## EXERCISE MATERIAL
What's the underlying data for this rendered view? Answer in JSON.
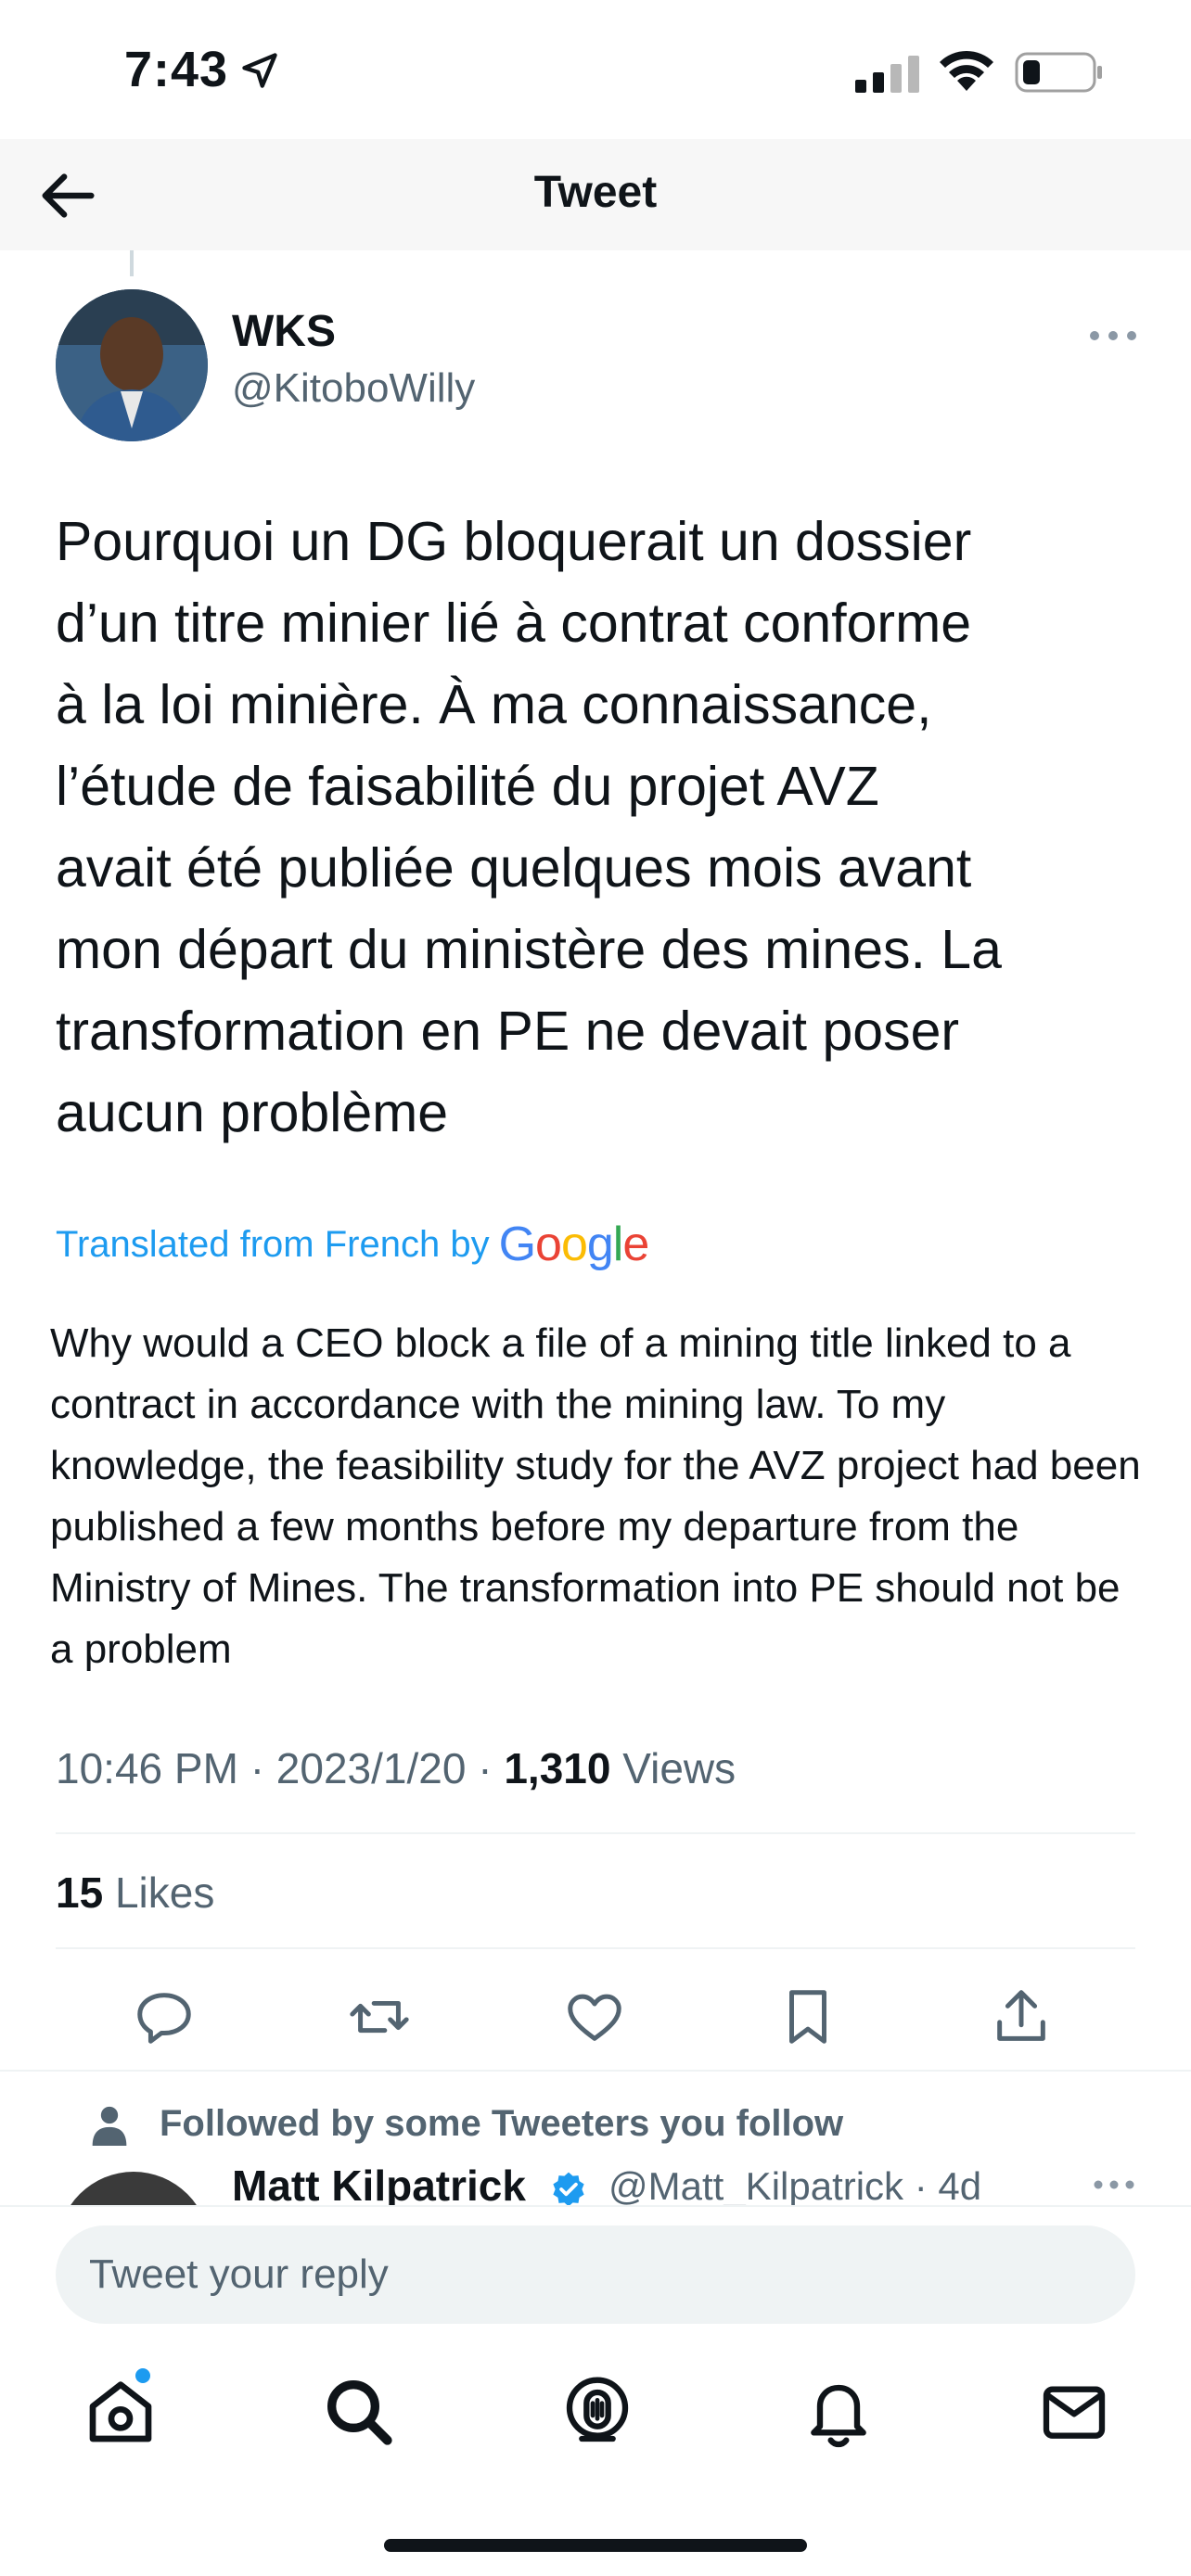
{
  "status_bar": {
    "time": "7:43"
  },
  "nav": {
    "title": "Tweet"
  },
  "tweet": {
    "author_name": "WKS",
    "author_handle": "@KitoboWilly",
    "text": "Pourquoi un DG bloquerait un dossier\nd’un titre minier lié à contrat conforme\nà la loi minière. À ma connaissance,\nl’étude de faisabilité du projet AVZ\navait été publiée quelques mois avant\nmon départ du ministère des mines. La\ntransformation en PE ne devait poser\naucun problème",
    "translated_label": "Translated from French by",
    "translator_brand": "Google",
    "translation": "Why would a CEO block a file of a mining title linked to a contract in accordance with the mining law. To my knowledge, the feasibility study for the AVZ project had been published a few months before my departure from the Ministry of Mines. The transformation into PE should not be a problem",
    "time": "10:46 PM",
    "date": "2023/1/20",
    "separator": "·",
    "views_count": "1,310",
    "views_label": "Views",
    "likes_count": "15",
    "likes_label": "Likes"
  },
  "actions": {
    "icons": [
      "reply-icon",
      "retweet-icon",
      "like-icon",
      "bookmark-icon",
      "share-icon"
    ]
  },
  "reply_section": {
    "followed_text": "Followed by some Tweeters you follow",
    "reply_author_name": "Matt Kilpatrick",
    "reply_author_handle": "@Matt_Kilpatrick",
    "reply_age": "4d"
  },
  "reply_bar": {
    "placeholder": "Tweet your reply"
  },
  "tabbar": {
    "tabs": [
      "home-icon",
      "search-icon",
      "spaces-icon",
      "notifications-icon",
      "messages-icon"
    ]
  },
  "colors": {
    "accent": "#1d9bf0",
    "text": "#0f1419",
    "secondary": "#536471"
  }
}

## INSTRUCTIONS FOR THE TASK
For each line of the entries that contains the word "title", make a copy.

## EXERCISE ANSWER
    "title": "Tweet"
    "translation": "Why would a CEO block a file of a mining title linked to a contract in accordance with the mining law. To my knowledge, the feasibility study for the AVZ project had been published a few months before my departure from the Ministry of Mines. The transformation into PE should not be a problem",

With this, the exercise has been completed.